The Dominion Post calls a spade a spade when it comes to the Electoral Finance Bill:
By any measure, the Electoral Finance Bill is an abject failure, The Dominion Post writes.
It fails to promote participation in parliamentary democracy – one of its lofty ideals; fails to achieve what the prime minister set out to do – end anonymous political donations – and fails to meet any competent law-drafting test.
As the Law Society says, it is so defective and incoherent as to be irredeemable and should be withdrawn. The Government has instead tried to revise it.
National’s deputy leader, Bill English, has damningly dissected the bill’s worst flaws, so irritating Justice Minister Annette King – now in charge of the bill – that she says the law of common sense will apply. No one can find a copy of that.
The bill is still so muddled that Electoral Commission chief Helena Catt has felt compelled to issue a coded admonition to her political bosses, saying she does not intend interpreting the “law of common sense”. Hers was truly a warning shot.
There are political reasons for Labour to push ahead with the bill; confusion suits the prime minister. The absence of countervailing debate will make it so much easier for Labour to get its message across next year, bolstered by taxpayer-funded departmental advertising for KiwiSaver, Working for Families and sustainability, whatever that means.
Had the Government the country’s electoral health at heart, it would take the Law Society’s advice and start again. It might then, for example, remember that, in democracies, elections are not for the parties that contest them but for the people who choose which among them will lead the Government. It would also consult all political parties – not just those in Parliament – because all voters have a stake in elections.
At election time in real democracies – New Zealand used to be one – ordinary voters, as well as lobby groups, can participate through public meetings, advertising, marches and, in this technological age, the blogosphere. No longer. National has promised to repeal the bill. If it really wants to give Labour and its acolytes pause for thought, it should back off and let them stew in their own juice.
I would blog all the editorials in favour of the Electoral Finance Bill, but I can’t find them.

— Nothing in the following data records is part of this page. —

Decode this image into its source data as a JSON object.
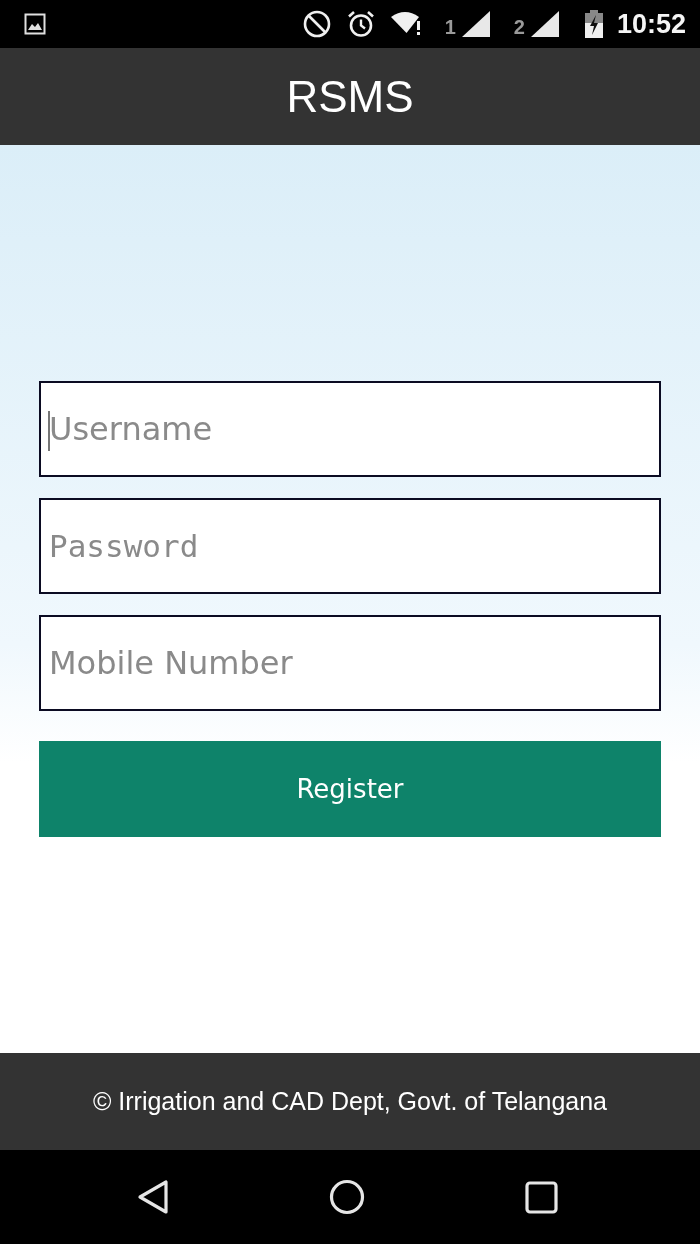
{
  "status_bar": {
    "signals": [
      {
        "label": "1"
      },
      {
        "label": "2"
      }
    ],
    "time": "10:52"
  },
  "app_bar": {
    "title": "RSMS"
  },
  "form": {
    "fields": [
      {
        "kind": "text",
        "placeholder": "Username",
        "focused": true
      },
      {
        "kind": "password",
        "placeholder": "Password",
        "focused": false
      },
      {
        "kind": "phone",
        "placeholder": "Mobile Number",
        "focused": false
      }
    ],
    "submit": {
      "label": "Register"
    }
  },
  "footer": {
    "text": "© Irrigation and CAD Dept, Govt. of Telangana"
  }
}
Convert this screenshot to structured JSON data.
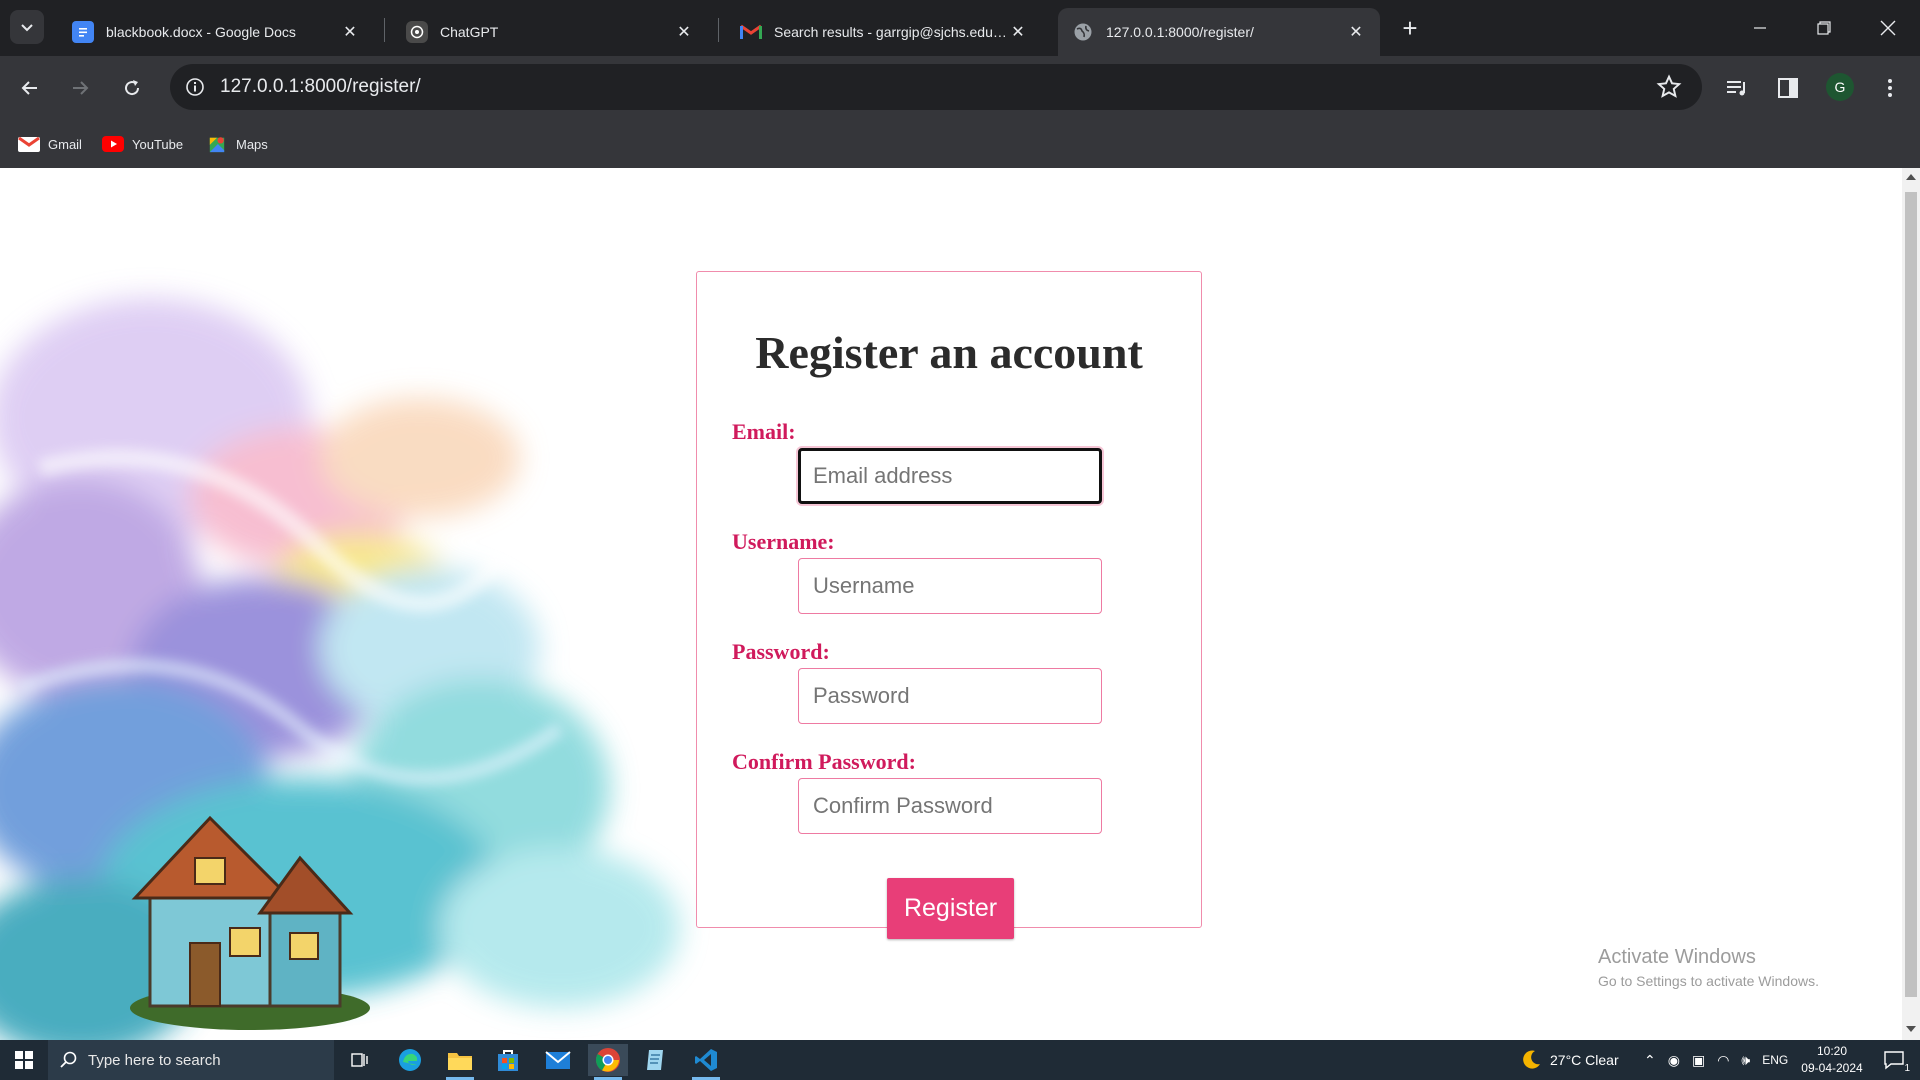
{
  "browser": {
    "tabs": [
      {
        "title": "blackbook.docx - Google Docs",
        "icon": "google-docs-icon"
      },
      {
        "title": "ChatGPT",
        "icon": "chatgpt-icon"
      },
      {
        "title": "Search results - garrgip@sjchs.edu.in - Al",
        "icon": "gmail-icon"
      },
      {
        "title": "127.0.0.1:8000/register/",
        "icon": "globe-icon",
        "active": true
      }
    ],
    "url": "127.0.0.1:8000/register/",
    "profile_initial": "G",
    "bookmarks": [
      {
        "label": "Gmail",
        "icon": "gmail-icon"
      },
      {
        "label": "YouTube",
        "icon": "youtube-icon"
      },
      {
        "label": "Maps",
        "icon": "maps-icon"
      }
    ]
  },
  "page": {
    "title": "Register an account",
    "fields": {
      "email": {
        "label": "Email:",
        "placeholder": "Email address",
        "value": ""
      },
      "username": {
        "label": "Username:",
        "placeholder": "Username",
        "value": ""
      },
      "password": {
        "label": "Password:",
        "placeholder": "Password",
        "value": ""
      },
      "confirm": {
        "label": "Confirm Password:",
        "placeholder": "Confirm Password",
        "value": ""
      }
    },
    "submit_label": "Register",
    "colors": {
      "accent": "#e83e78",
      "label": "#d01a5c",
      "border": "#f08cac"
    }
  },
  "watermark": {
    "line1": "Activate Windows",
    "line2": "Go to Settings to activate Windows."
  },
  "taskbar": {
    "search_placeholder": "Type here to search",
    "weather": "27°C  Clear",
    "language": "ENG",
    "time": "10:20",
    "date": "09-04-2024",
    "notification_count": "1"
  }
}
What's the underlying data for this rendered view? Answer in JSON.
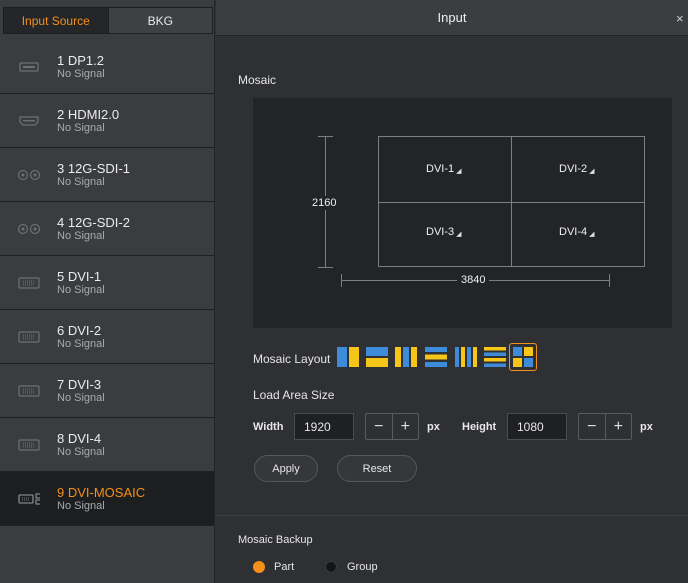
{
  "tabs": {
    "input_source": "Input Source",
    "bkg": "BKG"
  },
  "sources": [
    {
      "name": "1 DP1.2",
      "status": "No Signal",
      "icon": "dp-port-icon"
    },
    {
      "name": "2 HDMI2.0",
      "status": "No Signal",
      "icon": "hdmi-port-icon"
    },
    {
      "name": "3 12G-SDI-1",
      "status": "No Signal",
      "icon": "sdi-port-icon"
    },
    {
      "name": "4 12G-SDI-2",
      "status": "No Signal",
      "icon": "sdi-port-icon"
    },
    {
      "name": "5 DVI-1",
      "status": "No Signal",
      "icon": "dvi-port-icon"
    },
    {
      "name": "6 DVI-2",
      "status": "No Signal",
      "icon": "dvi-port-icon"
    },
    {
      "name": "7 DVI-3",
      "status": "No Signal",
      "icon": "dvi-port-icon"
    },
    {
      "name": "8 DVI-4",
      "status": "No Signal",
      "icon": "dvi-port-icon"
    },
    {
      "name": "9 DVI-MOSAIC",
      "status": "No Signal",
      "icon": "dvi-mosaic-icon",
      "selected": true
    }
  ],
  "panel": {
    "title": "Input",
    "close": "×"
  },
  "mosaic": {
    "label": "Mosaic",
    "cells": [
      "DVI-1",
      "DVI-2",
      "DVI-3",
      "DVI-4"
    ],
    "height_label": "2160",
    "width_label": "3840"
  },
  "layout": {
    "label": "Mosaic Layout",
    "options": [
      "layout-2-columns-icon",
      "layout-2-rows-icon",
      "layout-3-columns-icon",
      "layout-3-rows-icon",
      "layout-4-columns-icon",
      "layout-4-rows-icon",
      "layout-2x2-grid-icon"
    ],
    "selected_index": 6
  },
  "load_area": {
    "label": "Load Area Size",
    "width_label": "Width",
    "width_value": "1920",
    "height_label": "Height",
    "height_value": "1080",
    "unit": "px",
    "minus": "−",
    "plus": "+"
  },
  "buttons": {
    "apply": "Apply",
    "reset": "Reset"
  },
  "backup": {
    "label": "Mosaic Backup",
    "options": [
      "Part",
      "Group"
    ],
    "selected": "Part"
  },
  "colors": {
    "accent": "#f39019",
    "icon_blue": "#3d8bd9",
    "icon_yellow": "#f5c518"
  }
}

Actually one has to give the media a lot of credit for opposing this bill – because it is against their own interests. If you restrict the ability of parties, candidates and the public to communicate their views to the public, then the media become far far more powerful. The media almost become the sole arbiters of what messages they agree with and publicise to the public.Tags: Electoral Act